So I used the PICOBOOT protocol instead. The RP2040 bootrom supports two USB interfaces -- mass storage and PICOBOOT. PICOBOOT is nice and simple and really not that different from mass storage. So it's easy to support. So now I simply plug it in, run picoprog foo.elf, and a second later it reboots into my program...and then when my program finishes (allows WDT to elapse), it is ready to receive another one! It is so convenient!
That happens to mean I don't need UF2 anymore so this is now completely free of any Raspberry SDK components.
Download my picoprog tool: picoprog-20230521.tar.gz. (you will be better off using the one from git!).
And now I've got a C blinky, which also demonstrates a systick ISR to show that I can trap interrupts in an SRAM program. So that shows a broad range of functionality working without any SDK. Seems pretty approachable. Here: cblink-20230513.tar.gz.

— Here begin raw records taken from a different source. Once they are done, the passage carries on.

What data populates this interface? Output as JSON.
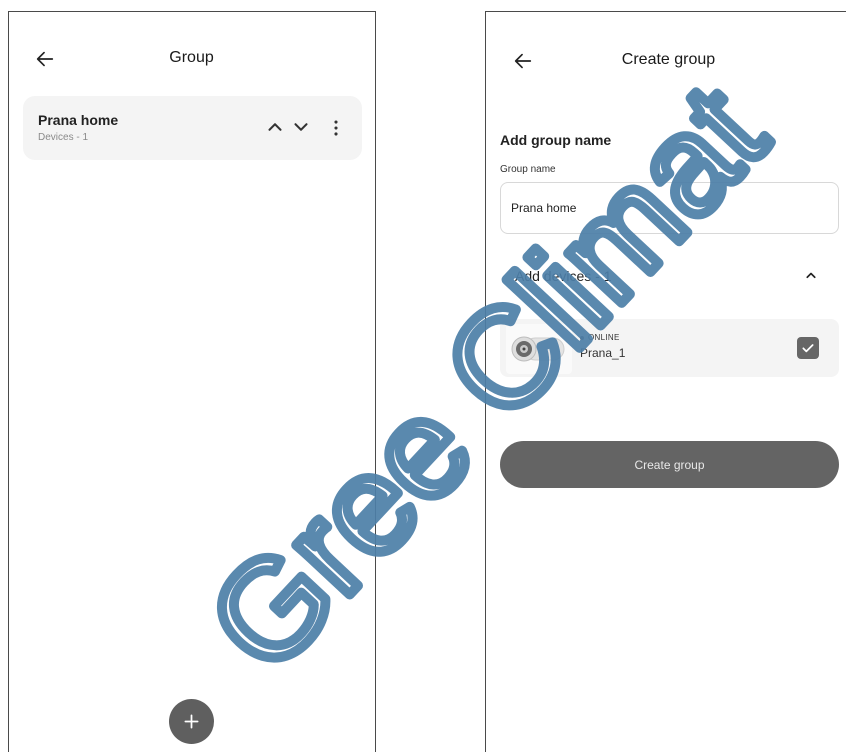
{
  "group_list": {
    "title": "Group",
    "groups": [
      {
        "name": "Prana home",
        "devices_label": "Devices - 1"
      }
    ]
  },
  "create_group": {
    "title": "Create group",
    "section_title": "Add group name",
    "field_label": "Group name",
    "group_name_value": "Prana home",
    "devices_header": "Add devices - 1",
    "devices": [
      {
        "status": "ONLINE",
        "name": "Prana_1",
        "checked": true
      }
    ],
    "create_button": "Create group"
  },
  "watermark": {
    "text": "Gree Climat",
    "color": "#4d7fa8"
  },
  "colors": {
    "card_bg": "#f4f4f4",
    "fab_bg": "#5f5f5f",
    "button_bg": "#646464"
  }
}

Had a hiccup in my progress to track down this gcc bug. It will intermittently translate any NULL pointer dereference (including all of the members of the struct I'm using to reference the bootrom's header) into a ".inst 0xdeff", which is the standardized encoding for the "UDF" undefined instruction. I assume it generates a processor fault of some sort. Since that will terminate execution, gcc doesn't compile the rest of the function.
So, add -fno-delete-null-pointer-checks -fwrapv to your gcc commandline. The "overflow is undefined so obviously programmer intent is impossible to discern" mess was bad enough (that's the -fwrapv), but this is a new low. No one wants NULL pointer dereferences to be silently turned into illegal instructions. At most, someone might enjoy a compile-time diagnostic (error message). They're intentionally antagonizing programmers because the standard says they can. This is evil.
Spent a while discovering with the fact that the RP2040 requires 256 byte alignment for the vector table (VTOR), even though the ARMv6-M manual only says 128 byte (but it also says implementation defined). Sigh.
I worked out all the kinks in my second-stage boot loader. So now it can boot from SRAM (blink_sram.elf), a flash loader that copies .text and .rodata into SRAM and then executes from SRAM (blink_fl.elf), or in XIP mode where it accesses .text and .rodata directly from flash (blink_xip.elf). So the C blinky is now roughly a minimal complete SDK. It now has everything I wish had come in the box with the Pico: cblink-20230521.tar.gz.
In the process, worked out all the details in picoprog (get the 20230521 picoprog above). Really, if you're working with my stuff, you should just clone the git repository and work from that.